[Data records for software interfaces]
▬▬▬▬▬▬

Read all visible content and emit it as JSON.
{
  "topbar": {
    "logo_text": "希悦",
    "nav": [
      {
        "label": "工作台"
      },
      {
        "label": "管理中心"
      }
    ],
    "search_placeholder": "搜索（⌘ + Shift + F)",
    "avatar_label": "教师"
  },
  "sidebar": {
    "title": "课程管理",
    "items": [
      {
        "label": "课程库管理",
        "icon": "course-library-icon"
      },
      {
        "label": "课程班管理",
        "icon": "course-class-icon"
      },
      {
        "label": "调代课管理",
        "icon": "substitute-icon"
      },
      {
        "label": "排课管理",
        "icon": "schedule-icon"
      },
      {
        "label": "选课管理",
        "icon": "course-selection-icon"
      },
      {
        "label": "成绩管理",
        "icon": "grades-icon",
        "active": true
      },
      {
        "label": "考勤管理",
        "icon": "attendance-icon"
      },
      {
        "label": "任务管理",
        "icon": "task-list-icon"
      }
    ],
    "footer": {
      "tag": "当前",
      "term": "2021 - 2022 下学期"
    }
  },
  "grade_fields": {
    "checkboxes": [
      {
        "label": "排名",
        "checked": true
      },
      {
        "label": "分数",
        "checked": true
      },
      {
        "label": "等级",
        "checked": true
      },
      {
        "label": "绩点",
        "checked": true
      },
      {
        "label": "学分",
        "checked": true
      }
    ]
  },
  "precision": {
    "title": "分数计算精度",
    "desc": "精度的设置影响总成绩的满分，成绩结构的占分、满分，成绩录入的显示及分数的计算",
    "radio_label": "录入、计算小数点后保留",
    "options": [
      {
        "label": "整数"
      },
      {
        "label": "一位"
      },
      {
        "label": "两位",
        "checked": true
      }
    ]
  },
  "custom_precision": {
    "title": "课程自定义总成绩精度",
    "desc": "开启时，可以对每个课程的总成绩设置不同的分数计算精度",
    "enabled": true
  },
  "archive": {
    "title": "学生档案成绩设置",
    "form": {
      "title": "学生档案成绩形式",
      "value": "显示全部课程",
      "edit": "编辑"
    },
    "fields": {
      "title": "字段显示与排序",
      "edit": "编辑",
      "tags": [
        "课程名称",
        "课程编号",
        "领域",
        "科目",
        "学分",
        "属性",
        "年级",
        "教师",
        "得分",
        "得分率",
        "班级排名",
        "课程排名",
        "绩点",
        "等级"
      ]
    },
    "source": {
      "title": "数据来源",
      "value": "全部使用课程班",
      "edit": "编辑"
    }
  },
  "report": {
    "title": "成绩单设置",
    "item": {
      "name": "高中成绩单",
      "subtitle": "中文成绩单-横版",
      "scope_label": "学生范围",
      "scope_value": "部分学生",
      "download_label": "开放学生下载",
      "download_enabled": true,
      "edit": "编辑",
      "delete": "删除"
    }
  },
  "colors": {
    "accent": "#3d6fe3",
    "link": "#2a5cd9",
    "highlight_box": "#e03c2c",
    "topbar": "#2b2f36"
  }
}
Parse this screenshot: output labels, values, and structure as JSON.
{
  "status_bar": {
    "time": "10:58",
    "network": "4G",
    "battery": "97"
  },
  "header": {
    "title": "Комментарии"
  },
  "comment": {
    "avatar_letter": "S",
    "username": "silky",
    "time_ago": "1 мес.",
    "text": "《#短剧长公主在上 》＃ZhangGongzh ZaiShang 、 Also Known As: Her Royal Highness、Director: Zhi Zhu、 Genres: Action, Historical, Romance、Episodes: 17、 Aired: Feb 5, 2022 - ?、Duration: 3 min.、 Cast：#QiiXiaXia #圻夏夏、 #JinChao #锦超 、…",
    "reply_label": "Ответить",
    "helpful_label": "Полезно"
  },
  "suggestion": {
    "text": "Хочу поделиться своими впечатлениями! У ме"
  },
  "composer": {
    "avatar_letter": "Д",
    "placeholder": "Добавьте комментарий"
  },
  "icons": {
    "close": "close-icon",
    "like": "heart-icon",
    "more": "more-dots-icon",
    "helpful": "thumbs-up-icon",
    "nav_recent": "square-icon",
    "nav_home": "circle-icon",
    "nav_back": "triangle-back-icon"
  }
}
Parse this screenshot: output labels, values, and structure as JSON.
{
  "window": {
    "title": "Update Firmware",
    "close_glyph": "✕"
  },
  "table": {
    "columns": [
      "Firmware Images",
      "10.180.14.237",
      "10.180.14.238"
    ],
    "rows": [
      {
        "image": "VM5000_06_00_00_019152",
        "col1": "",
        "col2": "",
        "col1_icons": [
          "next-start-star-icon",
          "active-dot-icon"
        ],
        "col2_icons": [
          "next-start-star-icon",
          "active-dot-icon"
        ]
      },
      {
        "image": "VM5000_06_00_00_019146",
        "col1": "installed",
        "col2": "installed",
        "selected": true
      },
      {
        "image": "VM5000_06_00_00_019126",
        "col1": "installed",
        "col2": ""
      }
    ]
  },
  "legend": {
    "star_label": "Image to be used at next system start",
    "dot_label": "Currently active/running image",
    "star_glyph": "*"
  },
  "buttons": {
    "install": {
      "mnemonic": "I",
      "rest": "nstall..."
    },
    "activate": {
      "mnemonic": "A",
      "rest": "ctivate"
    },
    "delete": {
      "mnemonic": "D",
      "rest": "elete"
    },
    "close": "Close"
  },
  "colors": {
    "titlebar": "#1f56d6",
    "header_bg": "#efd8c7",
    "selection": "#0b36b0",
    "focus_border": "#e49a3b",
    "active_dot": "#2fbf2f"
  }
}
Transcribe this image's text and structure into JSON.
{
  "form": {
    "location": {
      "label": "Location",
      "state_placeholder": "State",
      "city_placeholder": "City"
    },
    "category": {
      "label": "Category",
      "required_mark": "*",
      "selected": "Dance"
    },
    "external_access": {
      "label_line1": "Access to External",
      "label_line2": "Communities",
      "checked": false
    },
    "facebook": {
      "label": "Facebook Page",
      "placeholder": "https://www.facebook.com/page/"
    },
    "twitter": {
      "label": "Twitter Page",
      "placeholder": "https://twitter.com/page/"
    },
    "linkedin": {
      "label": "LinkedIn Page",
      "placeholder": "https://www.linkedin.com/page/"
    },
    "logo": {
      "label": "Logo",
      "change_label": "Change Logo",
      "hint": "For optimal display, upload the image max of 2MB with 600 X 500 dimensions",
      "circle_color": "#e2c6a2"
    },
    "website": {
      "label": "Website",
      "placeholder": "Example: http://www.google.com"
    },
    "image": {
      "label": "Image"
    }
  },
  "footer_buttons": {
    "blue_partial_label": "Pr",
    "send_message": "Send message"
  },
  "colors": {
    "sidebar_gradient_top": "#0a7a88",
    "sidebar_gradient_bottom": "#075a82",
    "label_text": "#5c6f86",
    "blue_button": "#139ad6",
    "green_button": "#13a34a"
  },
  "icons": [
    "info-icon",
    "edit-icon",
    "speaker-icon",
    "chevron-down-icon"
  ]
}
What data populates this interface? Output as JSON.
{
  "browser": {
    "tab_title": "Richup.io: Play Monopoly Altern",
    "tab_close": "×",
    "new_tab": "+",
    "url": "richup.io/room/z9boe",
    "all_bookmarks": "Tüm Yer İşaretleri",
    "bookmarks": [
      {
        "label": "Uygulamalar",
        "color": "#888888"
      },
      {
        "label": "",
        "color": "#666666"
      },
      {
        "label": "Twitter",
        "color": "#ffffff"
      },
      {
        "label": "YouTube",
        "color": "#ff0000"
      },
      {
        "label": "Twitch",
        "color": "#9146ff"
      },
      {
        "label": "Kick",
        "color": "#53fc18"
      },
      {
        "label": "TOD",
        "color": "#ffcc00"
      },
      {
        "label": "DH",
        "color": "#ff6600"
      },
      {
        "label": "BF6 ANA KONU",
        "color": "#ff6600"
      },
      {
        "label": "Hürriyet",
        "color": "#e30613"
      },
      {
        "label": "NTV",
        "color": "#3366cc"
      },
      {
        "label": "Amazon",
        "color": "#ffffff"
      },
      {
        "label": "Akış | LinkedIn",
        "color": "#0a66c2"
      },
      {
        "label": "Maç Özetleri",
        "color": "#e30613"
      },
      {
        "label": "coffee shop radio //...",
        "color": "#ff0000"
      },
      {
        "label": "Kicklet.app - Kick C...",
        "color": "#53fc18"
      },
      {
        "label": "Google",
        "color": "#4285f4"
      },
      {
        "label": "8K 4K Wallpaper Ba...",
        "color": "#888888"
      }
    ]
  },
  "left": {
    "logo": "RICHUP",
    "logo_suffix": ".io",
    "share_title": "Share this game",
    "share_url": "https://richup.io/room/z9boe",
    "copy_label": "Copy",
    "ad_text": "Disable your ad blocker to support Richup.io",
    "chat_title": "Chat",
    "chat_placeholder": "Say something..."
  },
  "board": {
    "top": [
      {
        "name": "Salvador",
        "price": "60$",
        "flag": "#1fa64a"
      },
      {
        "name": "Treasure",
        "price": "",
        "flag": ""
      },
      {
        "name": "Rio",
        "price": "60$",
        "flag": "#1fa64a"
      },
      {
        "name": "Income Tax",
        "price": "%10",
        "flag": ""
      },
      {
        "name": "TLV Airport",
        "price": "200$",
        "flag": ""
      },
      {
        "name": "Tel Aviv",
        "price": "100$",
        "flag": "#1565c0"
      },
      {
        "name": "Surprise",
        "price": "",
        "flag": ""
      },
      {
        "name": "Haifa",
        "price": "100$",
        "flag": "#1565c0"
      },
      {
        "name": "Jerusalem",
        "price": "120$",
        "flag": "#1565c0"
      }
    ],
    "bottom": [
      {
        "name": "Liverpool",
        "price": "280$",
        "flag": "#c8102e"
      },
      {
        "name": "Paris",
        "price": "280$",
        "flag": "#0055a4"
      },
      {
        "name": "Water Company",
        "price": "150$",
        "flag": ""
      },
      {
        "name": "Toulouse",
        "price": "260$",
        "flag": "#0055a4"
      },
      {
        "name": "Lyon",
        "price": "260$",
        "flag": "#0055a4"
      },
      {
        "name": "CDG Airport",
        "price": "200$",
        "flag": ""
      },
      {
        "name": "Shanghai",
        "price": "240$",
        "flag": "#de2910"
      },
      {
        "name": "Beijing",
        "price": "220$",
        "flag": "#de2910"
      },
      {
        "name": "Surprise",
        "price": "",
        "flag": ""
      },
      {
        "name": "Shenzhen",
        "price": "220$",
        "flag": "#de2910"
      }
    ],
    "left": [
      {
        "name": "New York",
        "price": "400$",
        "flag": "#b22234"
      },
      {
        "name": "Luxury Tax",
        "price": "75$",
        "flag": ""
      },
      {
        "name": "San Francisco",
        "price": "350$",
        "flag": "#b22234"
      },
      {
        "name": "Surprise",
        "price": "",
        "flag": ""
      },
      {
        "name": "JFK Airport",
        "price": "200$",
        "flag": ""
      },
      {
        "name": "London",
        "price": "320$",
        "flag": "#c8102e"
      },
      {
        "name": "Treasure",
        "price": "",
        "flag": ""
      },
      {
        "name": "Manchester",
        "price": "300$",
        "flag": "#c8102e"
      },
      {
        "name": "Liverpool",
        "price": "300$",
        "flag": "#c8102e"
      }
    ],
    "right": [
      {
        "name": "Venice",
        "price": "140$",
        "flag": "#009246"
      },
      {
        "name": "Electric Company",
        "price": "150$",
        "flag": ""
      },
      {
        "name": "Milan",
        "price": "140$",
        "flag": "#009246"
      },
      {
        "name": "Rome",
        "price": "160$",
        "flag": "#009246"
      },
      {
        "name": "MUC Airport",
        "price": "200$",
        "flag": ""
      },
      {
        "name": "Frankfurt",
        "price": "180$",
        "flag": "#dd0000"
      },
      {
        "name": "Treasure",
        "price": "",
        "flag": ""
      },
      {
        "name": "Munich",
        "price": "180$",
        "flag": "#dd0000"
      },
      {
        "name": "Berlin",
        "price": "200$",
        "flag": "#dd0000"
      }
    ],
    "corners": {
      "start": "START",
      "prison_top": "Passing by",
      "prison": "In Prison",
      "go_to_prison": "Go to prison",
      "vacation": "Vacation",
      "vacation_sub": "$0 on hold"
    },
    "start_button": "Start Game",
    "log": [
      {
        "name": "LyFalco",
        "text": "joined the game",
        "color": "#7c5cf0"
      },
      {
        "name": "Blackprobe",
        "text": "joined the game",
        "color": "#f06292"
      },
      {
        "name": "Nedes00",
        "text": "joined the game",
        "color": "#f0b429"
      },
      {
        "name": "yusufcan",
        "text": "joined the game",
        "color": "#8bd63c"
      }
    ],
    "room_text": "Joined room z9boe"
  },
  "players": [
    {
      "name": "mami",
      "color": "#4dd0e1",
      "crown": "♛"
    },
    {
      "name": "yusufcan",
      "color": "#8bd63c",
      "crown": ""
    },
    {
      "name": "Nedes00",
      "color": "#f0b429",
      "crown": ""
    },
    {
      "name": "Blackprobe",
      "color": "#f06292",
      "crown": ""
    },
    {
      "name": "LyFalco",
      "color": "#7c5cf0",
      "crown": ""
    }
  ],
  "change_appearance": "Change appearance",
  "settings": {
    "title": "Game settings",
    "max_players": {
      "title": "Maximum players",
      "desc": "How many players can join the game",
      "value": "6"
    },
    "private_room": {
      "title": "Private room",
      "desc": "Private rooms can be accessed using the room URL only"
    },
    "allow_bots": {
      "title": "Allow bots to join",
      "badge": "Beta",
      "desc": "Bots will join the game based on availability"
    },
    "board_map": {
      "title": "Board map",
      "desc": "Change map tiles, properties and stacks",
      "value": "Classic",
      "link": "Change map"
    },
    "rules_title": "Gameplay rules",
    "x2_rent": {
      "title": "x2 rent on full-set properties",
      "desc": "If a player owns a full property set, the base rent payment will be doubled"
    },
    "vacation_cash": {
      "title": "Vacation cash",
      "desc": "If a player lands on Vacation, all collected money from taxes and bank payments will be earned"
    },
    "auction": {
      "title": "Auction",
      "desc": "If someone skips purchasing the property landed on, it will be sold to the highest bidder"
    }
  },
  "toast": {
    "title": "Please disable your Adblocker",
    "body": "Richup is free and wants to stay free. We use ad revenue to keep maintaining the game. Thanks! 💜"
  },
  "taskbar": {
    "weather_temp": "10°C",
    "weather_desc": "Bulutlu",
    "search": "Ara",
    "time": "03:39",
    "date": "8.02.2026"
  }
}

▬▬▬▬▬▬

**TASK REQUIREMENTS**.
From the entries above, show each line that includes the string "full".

**COMPLETED EXERCISE**.
      "title": "x2 rent on full-set properties",
      "desc": "If a player owns a full property set, the base rent payment will be doubled"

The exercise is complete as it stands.